    Dec 26, 2002
    Messages:
    8,746
    Location:
    central Kali.
    When you take foreend off and see rusting or pitting where wood touches bottom s of barrels it probably has Salt wood if in the right year range. Of course to be sure stock needs to be pulled and receiver and Tang needs to be .Hecked. To replace spring s they will be doing that
     
  12. jski

    jski Member

    Joined:
    Jan 28, 2016
    Messages:
    499
    Location:
    Florida
    Here she be:
    upload_2018-6-14_13-55-18.jpeg
     
    alsaqr likes this.
  13. aarondhgraham

    aarondhgraham Member

    Joined:
    Sep 28, 2012
    Messages:
    1,645
    Location:
    Stillwater, Oklahoma
    "At one time Browning used some walnut that had been packed in salt to accelerate drying."

    Thank you,,,

    Aarond

    .
     
  14. kudu
    • Contributing Member

    kudu Moderator Staff Member

    Joined:
    Jul 17, 2003
    Messages:
    3,297
    Location:
    north central indiana
    Looks pretty, what does it weigh in at, just shy of 7 pounds maybe?
     
  15. Sappyg2.0

    Sappyg2.0 Member

    Joined:
    Feb 25, 2018
    Messages:
    57
    Oh my. That's a real cherry right there.
     
  16. George P

    George P Member

    Joined:
    Jan 10, 2018
    Messages:
    757
    Most likely at LEAST 7 pounds as Browning only made two frame sizes and that is a skeet gun, so weight would be there to make it feel like the other gauges.
     
  17. cfullgraf

    cfullgraf Member

    Joined:
    Oct 19, 2010
    Messages:
    7,909
    Location:
    East TN
    When I was shooting competitive skeet, I'd bring out the .410 periodically between tournaments to adjust my attitude on the ability to hit the targets.

    All my target rounds were loaded to about the same velocity so leads were the same between the 4 gauges. The .410 required more care to be on the money with the swing and lead to get the hit.

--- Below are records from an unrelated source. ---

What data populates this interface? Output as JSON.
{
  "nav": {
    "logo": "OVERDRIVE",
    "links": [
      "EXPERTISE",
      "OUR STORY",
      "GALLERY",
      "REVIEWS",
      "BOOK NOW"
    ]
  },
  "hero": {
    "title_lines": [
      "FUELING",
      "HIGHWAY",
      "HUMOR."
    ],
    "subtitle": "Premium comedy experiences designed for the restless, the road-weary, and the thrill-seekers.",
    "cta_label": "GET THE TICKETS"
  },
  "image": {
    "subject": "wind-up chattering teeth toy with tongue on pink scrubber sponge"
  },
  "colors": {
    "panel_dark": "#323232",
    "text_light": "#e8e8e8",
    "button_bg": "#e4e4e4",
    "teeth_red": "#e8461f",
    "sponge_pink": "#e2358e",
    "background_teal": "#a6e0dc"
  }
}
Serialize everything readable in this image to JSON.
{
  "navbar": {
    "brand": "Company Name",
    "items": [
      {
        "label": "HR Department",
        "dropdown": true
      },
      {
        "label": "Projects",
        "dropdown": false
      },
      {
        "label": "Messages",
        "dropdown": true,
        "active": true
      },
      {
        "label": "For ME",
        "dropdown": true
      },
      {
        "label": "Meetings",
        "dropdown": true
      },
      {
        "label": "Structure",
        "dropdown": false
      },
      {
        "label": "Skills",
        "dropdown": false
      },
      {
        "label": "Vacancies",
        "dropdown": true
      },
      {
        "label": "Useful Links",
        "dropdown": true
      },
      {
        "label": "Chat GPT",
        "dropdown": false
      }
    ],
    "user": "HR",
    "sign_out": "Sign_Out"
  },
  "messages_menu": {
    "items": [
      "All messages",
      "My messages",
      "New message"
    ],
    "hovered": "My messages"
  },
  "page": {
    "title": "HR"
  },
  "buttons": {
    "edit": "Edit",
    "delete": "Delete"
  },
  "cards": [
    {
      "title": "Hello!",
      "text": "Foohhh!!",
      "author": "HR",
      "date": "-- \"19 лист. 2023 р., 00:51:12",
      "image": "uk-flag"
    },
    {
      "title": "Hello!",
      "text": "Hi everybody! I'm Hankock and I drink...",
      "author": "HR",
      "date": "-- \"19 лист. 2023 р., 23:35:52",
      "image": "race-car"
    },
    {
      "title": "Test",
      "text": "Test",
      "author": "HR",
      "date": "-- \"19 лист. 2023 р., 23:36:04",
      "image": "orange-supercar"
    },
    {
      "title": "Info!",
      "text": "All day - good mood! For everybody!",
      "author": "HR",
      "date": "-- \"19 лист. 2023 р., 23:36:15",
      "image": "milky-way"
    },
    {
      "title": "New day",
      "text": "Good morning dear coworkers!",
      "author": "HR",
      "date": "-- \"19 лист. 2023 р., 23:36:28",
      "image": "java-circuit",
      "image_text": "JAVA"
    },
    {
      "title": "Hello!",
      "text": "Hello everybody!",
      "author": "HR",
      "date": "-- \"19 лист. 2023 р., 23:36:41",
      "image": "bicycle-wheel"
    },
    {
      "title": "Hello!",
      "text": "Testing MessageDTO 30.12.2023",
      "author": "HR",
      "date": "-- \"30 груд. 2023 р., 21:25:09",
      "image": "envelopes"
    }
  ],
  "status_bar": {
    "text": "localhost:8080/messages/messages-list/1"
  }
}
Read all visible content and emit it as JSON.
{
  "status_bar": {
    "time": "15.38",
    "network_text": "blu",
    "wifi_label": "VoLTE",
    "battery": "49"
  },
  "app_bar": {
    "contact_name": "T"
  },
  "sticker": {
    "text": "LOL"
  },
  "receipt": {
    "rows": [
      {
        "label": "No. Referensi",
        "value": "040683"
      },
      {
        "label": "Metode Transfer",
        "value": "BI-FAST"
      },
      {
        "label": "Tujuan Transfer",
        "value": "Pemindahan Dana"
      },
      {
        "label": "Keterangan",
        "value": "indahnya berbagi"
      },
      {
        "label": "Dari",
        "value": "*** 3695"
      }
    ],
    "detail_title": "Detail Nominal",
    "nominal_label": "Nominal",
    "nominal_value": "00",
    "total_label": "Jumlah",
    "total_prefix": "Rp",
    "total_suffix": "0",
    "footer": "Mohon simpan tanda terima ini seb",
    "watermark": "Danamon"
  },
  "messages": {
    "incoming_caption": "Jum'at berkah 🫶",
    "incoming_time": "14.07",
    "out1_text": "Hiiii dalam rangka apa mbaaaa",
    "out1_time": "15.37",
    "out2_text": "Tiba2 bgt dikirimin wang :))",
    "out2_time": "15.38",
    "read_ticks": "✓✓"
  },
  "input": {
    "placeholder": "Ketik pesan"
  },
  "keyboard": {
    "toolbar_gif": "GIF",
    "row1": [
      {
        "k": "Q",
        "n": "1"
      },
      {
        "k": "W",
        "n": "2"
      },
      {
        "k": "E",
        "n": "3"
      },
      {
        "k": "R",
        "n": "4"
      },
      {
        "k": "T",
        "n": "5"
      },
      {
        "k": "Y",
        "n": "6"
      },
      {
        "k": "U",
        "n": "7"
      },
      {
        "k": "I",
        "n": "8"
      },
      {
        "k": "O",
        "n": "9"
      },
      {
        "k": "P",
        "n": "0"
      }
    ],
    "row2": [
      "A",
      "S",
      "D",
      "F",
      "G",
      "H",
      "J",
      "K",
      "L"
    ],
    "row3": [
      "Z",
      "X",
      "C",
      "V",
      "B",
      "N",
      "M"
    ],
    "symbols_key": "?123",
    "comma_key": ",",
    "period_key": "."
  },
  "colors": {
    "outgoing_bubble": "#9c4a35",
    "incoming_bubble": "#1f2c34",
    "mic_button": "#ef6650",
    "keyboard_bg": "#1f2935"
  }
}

    The .410 also pointed out mistakes and at times made it harder to correct mistakes.

    In any case, it is fun to shoot .410 in skeet. Besides my tubed competition gun, I have a Mossberg 500 and a Browning Cynergy O/U in .410, all fun to be humiliated with on the skeet field.:)
     
    Last edited: Jun 15, 2018
    entropy likes this.
  1. This site uses cookies to help personalise content, tailor your experience and to keep you logged in if you register.
    By continuing to use this site, you are consenting to our use of cookies.
    Dismiss Notice